╔══
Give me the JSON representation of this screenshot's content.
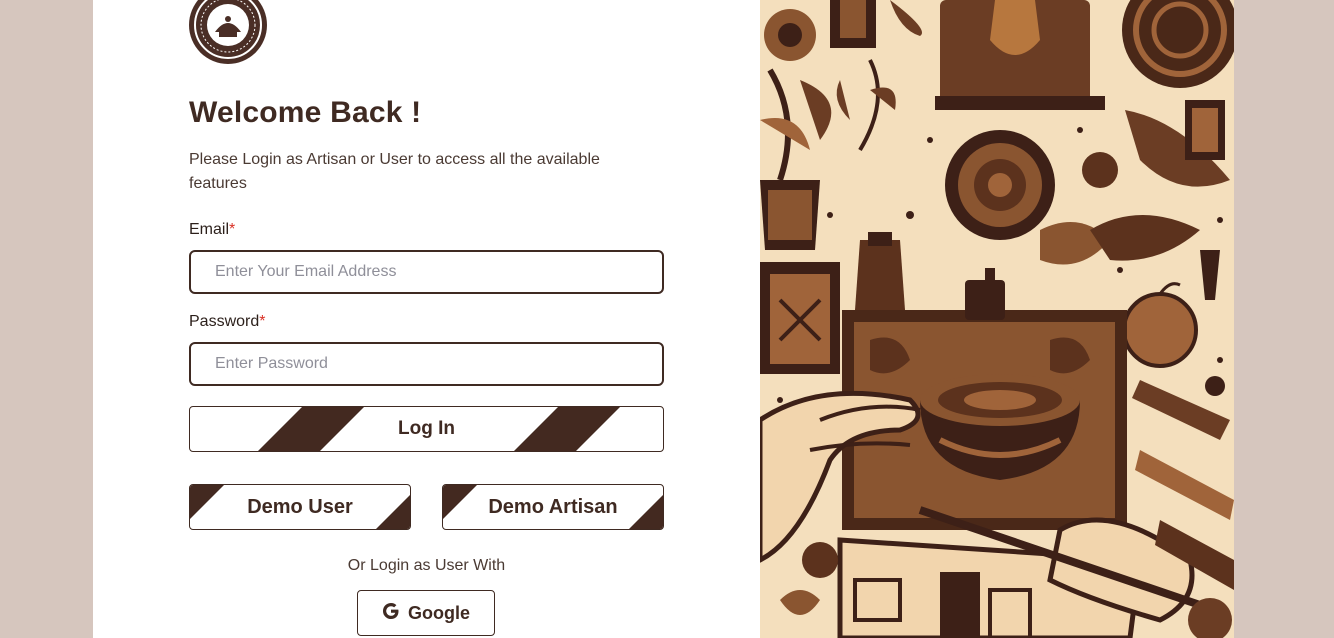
{
  "heading": {
    "title": "Welcome Back !",
    "subtitle": "Please Login as Artisan or User to access all the available features"
  },
  "form": {
    "email": {
      "label": "Email",
      "required_mark": "*",
      "placeholder": "Enter Your Email Address",
      "value": ""
    },
    "password": {
      "label": "Password",
      "required_mark": "*",
      "placeholder": "Enter Password",
      "value": ""
    },
    "login_label": "Log In"
  },
  "demo": {
    "user_label": "Demo User",
    "artisan_label": "Demo Artisan"
  },
  "social": {
    "or_text": "Or Login as User With",
    "google_label": "Google",
    "google_icon": "google-g-icon"
  },
  "brand": {
    "logo_icon": "emblem-logo-icon"
  },
  "artwork": {
    "icon": "artisan-crafts-illustration"
  },
  "colors": {
    "page_background": "#d6c6be",
    "accent_brown": "#432920",
    "text_dark": "#3f2a22",
    "required_red": "#d93025",
    "art_cream": "#f4dfbd"
  }
}
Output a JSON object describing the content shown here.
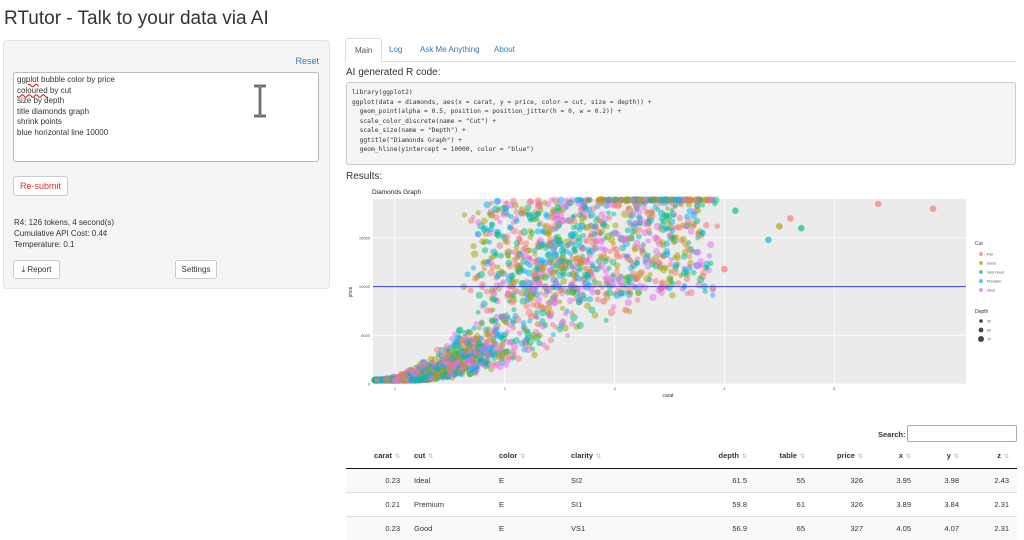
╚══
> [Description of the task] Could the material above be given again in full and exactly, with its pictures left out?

> [Final answer]
Give me the JSON representation of this screenshot's content.
{
  "heading": {
    "title": "Welcome Back !",
    "subtitle": "Please Login as Artisan or User to access all the available features"
  },
  "form": {
    "email": {
      "label": "Email",
      "required_mark": "*",
      "placeholder": "Enter Your Email Address",
      "value": ""
    },
    "password": {
      "label": "Password",
      "required_mark": "*",
      "placeholder": "Enter Password",
      "value": ""
    },
    "login_label": "Log In"
  },
  "demo": {
    "user_label": "Demo User",
    "artisan_label": "Demo Artisan"
  },
  "social": {
    "or_text": "Or Login as User With",
    "google_label": "Google",
    "google_icon": "google-g-icon"
  },
  "brand": {
    "logo_icon": "emblem-logo-icon"
  },
  "artwork": {
    "icon": "artisan-crafts-illustration"
  },
  "colors": {
    "page_background": "#d6c6be",
    "accent_brown": "#432920",
    "text_dark": "#3f2a22",
    "required_red": "#d93025",
    "art_cream": "#f4dfbd"
  }
}
Output a JSON object describing the content shown here.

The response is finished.